Helmke Sartorius von Bach | Jul 1, 2020 | 0
Lack of franchising association a major hurdle for local entrepreneurs says Competition Commission
The Namibia Competition Commission said that the development of local franchisors has the potential to drive growth and create opportunities for local entrepreneurs, however, entrepreneurs are at a disadvantage as there is no governing body for franchises in Namibia.
Namibia’s franchising market is largely characterised by continued entry of overseas franchising systems looking for global expansion, largely seen in fast food services, automotive products and services as well as financial services.
Director of Economics and Sector Research Division at the Commission, Bridget Dundee said a 2016/17 study shows that the franchising model offers business opportunities for local entrepreneurs in the realms of social and micro franchising, as these markets offers huge potential for the development of sustainable small businesses and the creation of job opportunities.

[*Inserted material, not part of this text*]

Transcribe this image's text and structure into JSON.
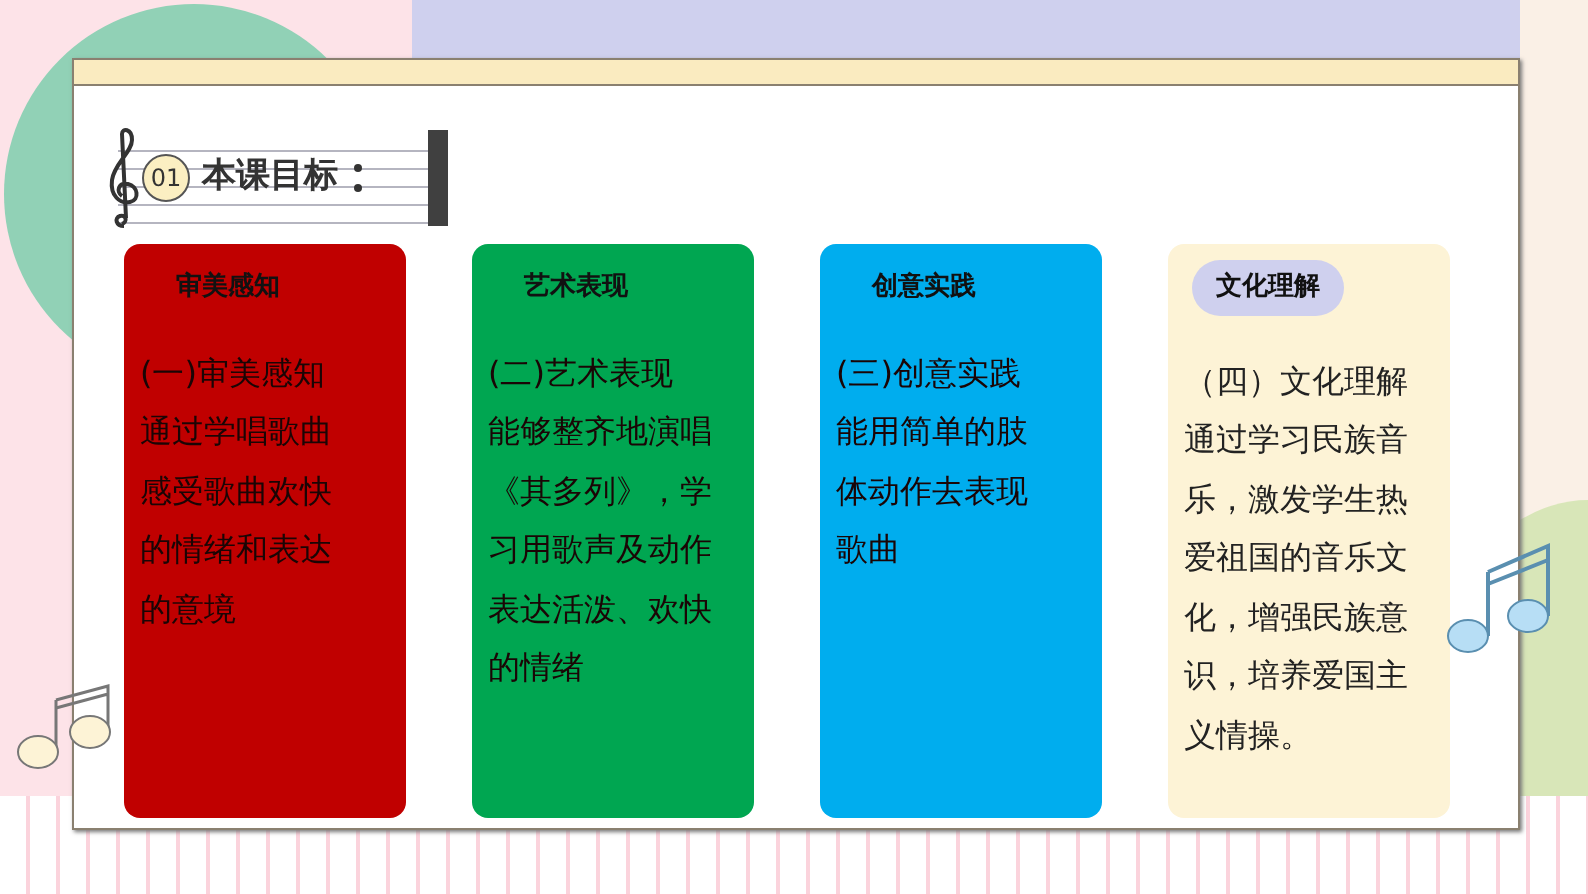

Dundee stated that the major concern for the Commission is the practises of master franchisors that restrict potential Namibian entrepreneur’s from acquiring franchise opportunities, especially in food services, retailing, automotive after care and car dealership markets.
She added that social and micro franchising is attractive due to low market needs and reduced set up costs. Of interest are the development of franchising in plumbing, shoe repairs, electrical services and related trade services.

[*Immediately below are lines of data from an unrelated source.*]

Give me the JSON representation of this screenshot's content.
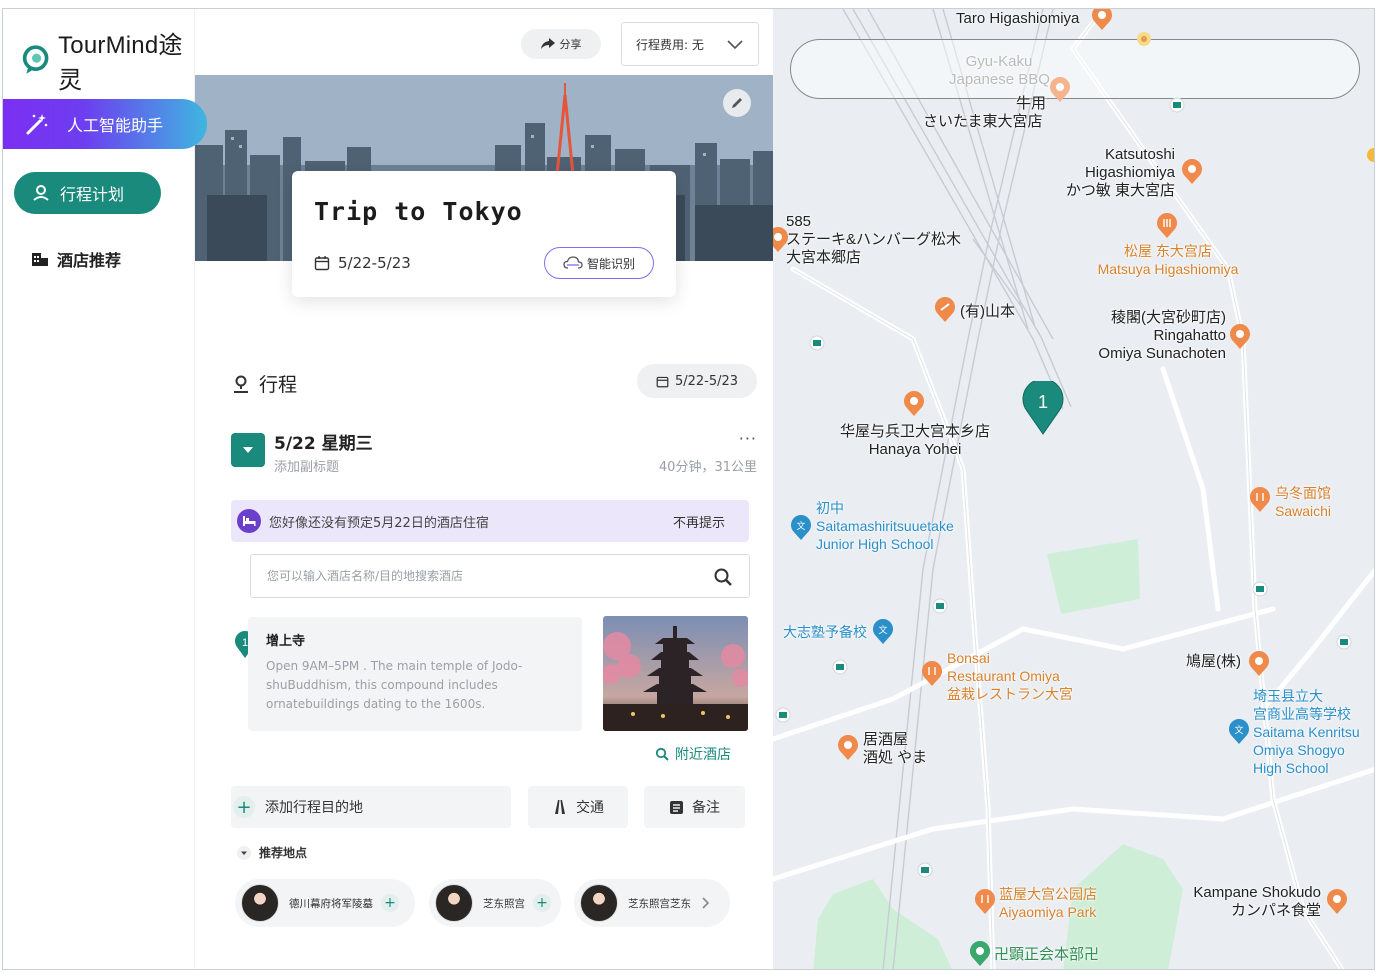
{
  "app": {
    "logo_text": "TourMind途灵"
  },
  "nav": {
    "ai_assistant": "人工智能助手",
    "trip_plan": "行程计划",
    "hotel_recommend": "酒店推荐"
  },
  "topbar": {
    "share_label": "分享",
    "cost_select_value": "行程费用: 无"
  },
  "hero": {
    "trip_title": "Trip to Tokyo",
    "trip_dates": "5/22-5/23",
    "smart_detect_label": "智能识别"
  },
  "itinerary": {
    "heading": "行程",
    "date_range": "5/22-5/23",
    "day": {
      "title": "5/22 星期三",
      "subtitle_placeholder": "添加副标题",
      "more": "···",
      "meta": "40分钟，31公里"
    },
    "hotel_alert": {
      "text": "您好像还没有预定5月22日的酒店住宿",
      "dismiss": "不再提示"
    },
    "hotel_search_placeholder": "您可以输入酒店名称/目的地搜索酒店",
    "poi": {
      "number": "1",
      "name": "增上寺",
      "description": "Open 9AM–5PM . The main temple of Jodo-shuBuddhism, this compound includes ornatebuildings dating to the 1600s.",
      "nearby_label": "附近酒店"
    },
    "actions": {
      "add_destination": "添加行程目的地",
      "transport": "交通",
      "notes": "备注"
    },
    "recommend": {
      "heading": "推荐地点",
      "chips": [
        "德川幕府将军陵墓",
        "芝东照宫",
        "芝东照宫芝东"
      ]
    }
  },
  "map": {
    "marker_number": "1",
    "labels": {
      "taro": "Taro Higashiomiya",
      "gyukaku_1": "Gyu-Kaku",
      "gyukaku_2": "Japanese BBQ",
      "gyuyo": "牛用",
      "saitama_higashi": "さいたま東大宮店",
      "katsutoshi_1": "Katsutoshi",
      "katsutoshi_2": "Higashiomiya",
      "katsutoshi_3": "かつ敏 東大宮店",
      "steak_1": "585",
      "steak_2": "ステーキ&ハンバーグ松木",
      "steak_3": "大宮本郷店",
      "matsuya_1": "松屋 东大宫店",
      "matsuya_2": "Matsuya Higashiomiya",
      "yamamoto": "(有)山本",
      "ringa_1": "稜閣(大宮砂町店)",
      "ringa_2": "Ringahatto",
      "ringa_3": "Omiya Sunachoten",
      "hanaya_1": "华屋与兵卫大宫本乡店",
      "hanaya_2": "Hanaya Yohei",
      "jhs_1": "初中",
      "jhs_2": "Saitamashiritsuuetake",
      "jhs_3": "Junior High School",
      "udon_1": "乌冬面馆",
      "udon_2": "Sawaichi",
      "taishi": "大志塾予备校",
      "bonsai_1": "Bonsai",
      "bonsai_2": "Restaurant Omiya",
      "bonsai_3": "盆栽レストラン大宮",
      "hatoya": "鳩屋(株)",
      "hs_1": "埼玉县立大",
      "hs_2": "宫商业高等学校",
      "hs_3": "Saitama Kenritsu",
      "hs_4": "Omiya Shogyo",
      "hs_5": "High School",
      "izakaya_1": "居酒屋",
      "izakaya_2": "酒処 やま",
      "aiya_1": "蓝屋大宫公园店",
      "aiya_2": "Aiyaomiya Park",
      "kampane_1": "Kampane Shokudo",
      "kampane_2": "カンパネ食堂",
      "kenshou": "卍顕正会本部卍"
    }
  },
  "colors": {
    "brand_teal": "#1a8a7c",
    "ai_gradient_start": "#7b2ff2",
    "ai_gradient_end": "#3fb6e0",
    "map_food_orange": "#f08a4b",
    "map_school_blue": "#2b8fc9",
    "map_park_green": "#cfeed8"
  }
}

“There seem to be assertion that the market is too small for more than one franchisee in these markets, an assertion that is not based on conclusive evidence. Other concerns raised by the franchisees relate to relationships between franchisors and franchisees and point to the absence of a franchise association in Namibia,” Dundee said.
Dundee stressed that not only is a franchise association important to promote ethical business practises and encourage ethical corporate governance amongst competitors, it also has the potential to protect consumers.

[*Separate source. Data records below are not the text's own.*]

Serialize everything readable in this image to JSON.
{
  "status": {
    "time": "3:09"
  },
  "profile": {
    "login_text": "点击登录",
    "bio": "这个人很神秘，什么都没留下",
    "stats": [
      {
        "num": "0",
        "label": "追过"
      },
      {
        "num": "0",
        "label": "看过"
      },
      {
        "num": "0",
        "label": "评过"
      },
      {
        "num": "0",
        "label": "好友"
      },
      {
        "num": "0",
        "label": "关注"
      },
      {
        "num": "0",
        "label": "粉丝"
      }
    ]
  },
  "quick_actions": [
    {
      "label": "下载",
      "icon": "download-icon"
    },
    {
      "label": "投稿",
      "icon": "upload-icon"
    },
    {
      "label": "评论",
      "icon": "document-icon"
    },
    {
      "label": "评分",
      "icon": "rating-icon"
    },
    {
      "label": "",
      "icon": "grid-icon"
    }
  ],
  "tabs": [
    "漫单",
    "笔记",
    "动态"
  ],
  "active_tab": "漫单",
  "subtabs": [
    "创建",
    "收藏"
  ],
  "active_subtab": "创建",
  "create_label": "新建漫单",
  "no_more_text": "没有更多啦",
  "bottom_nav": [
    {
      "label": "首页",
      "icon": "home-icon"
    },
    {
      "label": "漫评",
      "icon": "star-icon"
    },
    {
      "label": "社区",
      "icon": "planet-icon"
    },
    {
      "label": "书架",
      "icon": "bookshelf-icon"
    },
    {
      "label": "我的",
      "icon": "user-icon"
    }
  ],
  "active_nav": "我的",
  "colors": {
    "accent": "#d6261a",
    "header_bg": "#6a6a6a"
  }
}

She noted that some franchising agreements are characterised by restrictive clauses that prevent franchisees from purchasing goods locally, even though they could obtain goods of the same quality at significantly lower prices in Namibia.
“Moreover, a strong case is made for Government to adopt a regulatory framework of co-regulation, particularly wherein it set a regulatory framework such as a franchising policy, which would complement the development of the franchising industry in Namibia. Such a policy is envisioned to assist in reducing barriers to entry in the market, ease access to franchise brands for local entrepreneurs, encourage ethical conduct of master licensees amongst others,” she said.
Dundee said, the Commission will engage stakeholders in respect of its mandate through various tools and interventions. Meanwhile, the Franchise Association of South Africa estimated that the South African franchising industry generated an estimated turnover of N$587 billion in 2017.